About a year ago I really got into Hajime no Ippo, despite having little interest in sports (and zero in boxing). I ended up marathoning the entire series in about 2 weeks, which is no small feat when you're working full time. It's a delight to revisit its obvious inspiration, especially when I can see echoes of it in nearly every other shonen action series ever made. Ashita no Joe is more than the seminial sports anime classic. It's easily as responsible for the direction of the art form as anything Osamu Tezuka ever did.
|A||Abundant. Available anywhere that carries anime.|
|C||Common. In print, and always available online.|
|R1||US release out of print, still in stock most places.|
|R2||US release out of print, not easy to find.|
|R3||Import only, but it has English on it.|
|R4||Import only. Fansubs commonly available.|
|R5||Import only, and out of print. Fansubs might be out there.|
|R6||Import long out of print. No fansubs are known to exist.|
|R7||Very rare. Limited import release or aired on TV with no video release. No fansubs known to exist.|
|R8||Never been on the market. Almost impossible to obtain.|
|Adapted from Soviet-Awards.com.|
Where to get it:
Tai Seng's DVD is not a great disc. There are lots of digibeta dropouts on their master, and the transfer itself is clearly an old laserdisc print, bearing the telltale signs of having been done on an ancient tube telecine. The subtitles, though mostly accurate, are timed by someone who clearly doesn't know Japanese and are at times impossible to follow. The dub has its moments, but as noted above has so many problems that it's not worth watching. Nonetheless, it's all we've got, and lord knows the anime market is not kind to old stuff, so this is probably all we ever will get.
Over in Japan, of course, far more love has been given to the show, including a much improved new restored transfer that came out a few years ago in two ridiculously expensive boxed sets and with ne'er a subtitle in sight. And the fansub, which may, in a few years, finally reach episode 10.

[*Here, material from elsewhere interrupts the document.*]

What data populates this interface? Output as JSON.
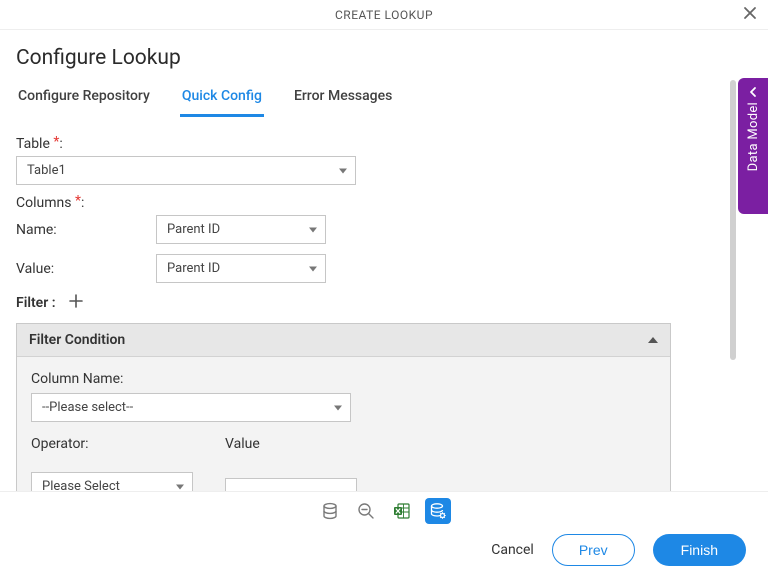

discuss this in the forum (37 posts) |
this article has been modified since it was originally posted; see change history